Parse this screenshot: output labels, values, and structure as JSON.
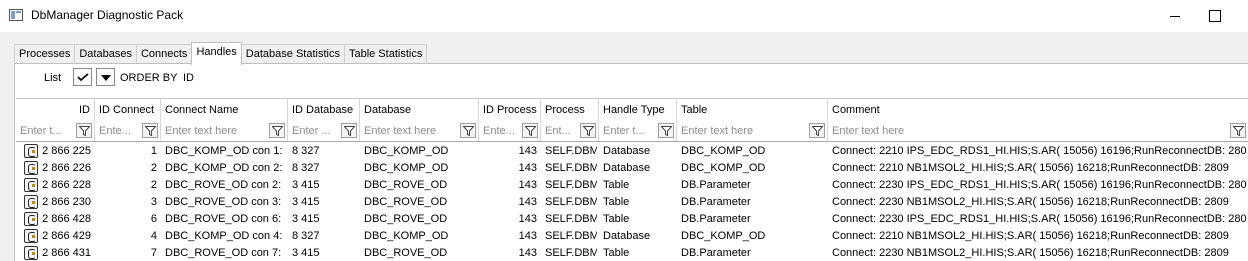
{
  "window": {
    "title": "DbManager Diagnostic Pack"
  },
  "tabs": [
    {
      "label": "Processes",
      "active": false
    },
    {
      "label": "Databases",
      "active": false
    },
    {
      "label": "Connects",
      "active": false
    },
    {
      "label": "Handles",
      "active": true
    },
    {
      "label": "Database Statistics",
      "active": false
    },
    {
      "label": "Table Statistics",
      "active": false
    }
  ],
  "toolbar": {
    "list_label": "List",
    "list_checked": true,
    "order_by_label": "ORDER BY",
    "order_by_value": "ID"
  },
  "columns": [
    {
      "key": "id",
      "label": "ID",
      "filter_placeholder": "Enter t..."
    },
    {
      "key": "id_connect",
      "label": "ID Connect",
      "filter_placeholder": "Ente..."
    },
    {
      "key": "connect_name",
      "label": "Connect Name",
      "filter_placeholder": "Enter text here"
    },
    {
      "key": "id_database",
      "label": "ID Database",
      "filter_placeholder": "Enter ..."
    },
    {
      "key": "database",
      "label": "Database",
      "filter_placeholder": "Enter text here"
    },
    {
      "key": "id_process",
      "label": "ID Process",
      "filter_placeholder": "Ente..."
    },
    {
      "key": "process",
      "label": "Process",
      "filter_placeholder": "Ent..."
    },
    {
      "key": "handle_type",
      "label": "Handle Type",
      "filter_placeholder": "Enter t..."
    },
    {
      "key": "table",
      "label": "Table",
      "filter_placeholder": "Enter text here"
    },
    {
      "key": "comment",
      "label": "Comment",
      "filter_placeholder": "Enter text here"
    }
  ],
  "rows": [
    {
      "icon": "handle-icon",
      "id": "2 866 225",
      "id_connect": "1",
      "connect_name": "DBC_KOMP_OD con 1:",
      "id_database": "8 327",
      "database": "DBC_KOMP_OD",
      "id_process": "143",
      "process": "SELF.DBM",
      "handle_type": "Database",
      "table": "DBC_KOMP_OD",
      "comment": "Connect: 2210 IPS_EDC_RDS1_HI.HIS;S.AR( 15056) 16196;RunReconnectDB: 2809"
    },
    {
      "icon": "handle-icon",
      "id": "2 866 226",
      "id_connect": "2",
      "connect_name": "DBC_KOMP_OD con 2:",
      "id_database": "8 327",
      "database": "DBC_KOMP_OD",
      "id_process": "143",
      "process": "SELF.DBM",
      "handle_type": "Database",
      "table": "DBC_KOMP_OD",
      "comment": "Connect: 2210 NB1MSOL2_HI.HIS;S.AR( 15056) 16218;RunReconnectDB: 2809"
    },
    {
      "icon": "handle-icon",
      "id": "2 866 228",
      "id_connect": "2",
      "connect_name": "DBC_ROVE_OD con 2:",
      "id_database": "3 415",
      "database": "DBC_ROVE_OD",
      "id_process": "143",
      "process": "SELF.DBM",
      "handle_type": "Table",
      "table": "DB.Parameter",
      "comment": "Connect: 2230 IPS_EDC_RDS1_HI.HIS;S.AR( 15056) 16196;RunReconnectDB: 2809"
    },
    {
      "icon": "handle-icon",
      "id": "2 866 230",
      "id_connect": "3",
      "connect_name": "DBC_ROVE_OD con 3:",
      "id_database": "3 415",
      "database": "DBC_ROVE_OD",
      "id_process": "143",
      "process": "SELF.DBM",
      "handle_type": "Table",
      "table": "DB.Parameter",
      "comment": "Connect: 2230 NB1MSOL2_HI.HIS;S.AR( 15056) 16218;RunReconnectDB: 2809"
    },
    {
      "icon": "handle-icon",
      "id": "2 866 428",
      "id_connect": "6",
      "connect_name": "DBC_ROVE_OD con 6:",
      "id_database": "3 415",
      "database": "DBC_ROVE_OD",
      "id_process": "143",
      "process": "SELF.DBM",
      "handle_type": "Table",
      "table": "DB.Parameter",
      "comment": "Connect: 2230 IPS_EDC_RDS1_HI.HIS;S.AR( 15056) 16196;RunReconnectDB: 2809"
    },
    {
      "icon": "handle-icon",
      "id": "2 866 429",
      "id_connect": "4",
      "connect_name": "DBC_KOMP_OD con 4:",
      "id_database": "8 327",
      "database": "DBC_KOMP_OD",
      "id_process": "143",
      "process": "SELF.DBM",
      "handle_type": "Database",
      "table": "DBC_KOMP_OD",
      "comment": "Connect: 2210 NB1MSOL2_HI.HIS;S.AR( 15056) 16218;RunReconnectDB: 2809"
    },
    {
      "icon": "handle-icon",
      "id": "2 866 431",
      "id_connect": "7",
      "connect_name": "DBC_ROVE_OD con 7:",
      "id_database": "3 415",
      "database": "DBC_ROVE_OD",
      "id_process": "143",
      "process": "SELF.DBM",
      "handle_type": "Table",
      "table": "DB.Parameter",
      "comment": "Connect: 2230 NB1MSOL2_HI.HIS;S.AR( 15056) 16218;RunReconnectDB: 2809"
    }
  ]
}
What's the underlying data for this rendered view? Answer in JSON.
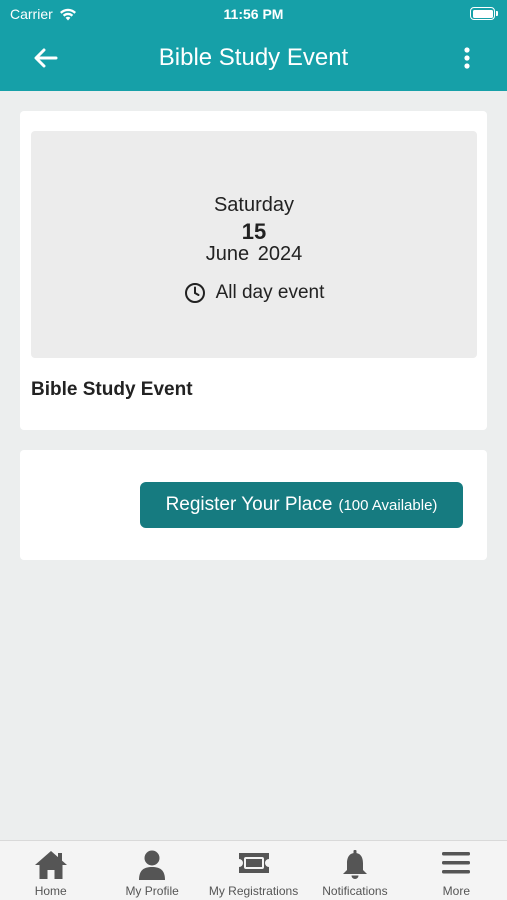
{
  "status_bar": {
    "carrier": "Carrier",
    "time": "11:56 PM"
  },
  "nav": {
    "title": "Bible Study Event"
  },
  "event": {
    "weekday": "Saturday",
    "day": "15",
    "month_year": "June  2024",
    "time_label": "All day event",
    "name": "Bible Study Event"
  },
  "register": {
    "label": "Register Your Place",
    "availability": "(100 Available)"
  },
  "tabs": [
    {
      "label": "Home",
      "icon": "home-icon"
    },
    {
      "label": "My Profile",
      "icon": "profile-icon"
    },
    {
      "label": "My Registrations",
      "icon": "ticket-icon"
    },
    {
      "label": "Notifications",
      "icon": "bell-icon"
    },
    {
      "label": "More",
      "icon": "menu-icon"
    }
  ],
  "colors": {
    "header": "#16a0a8",
    "button": "#167b80",
    "background": "#eceeee"
  }
}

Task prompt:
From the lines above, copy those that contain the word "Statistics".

Response:
      "label": "Database Statistics",
      "label": "Table Statistics",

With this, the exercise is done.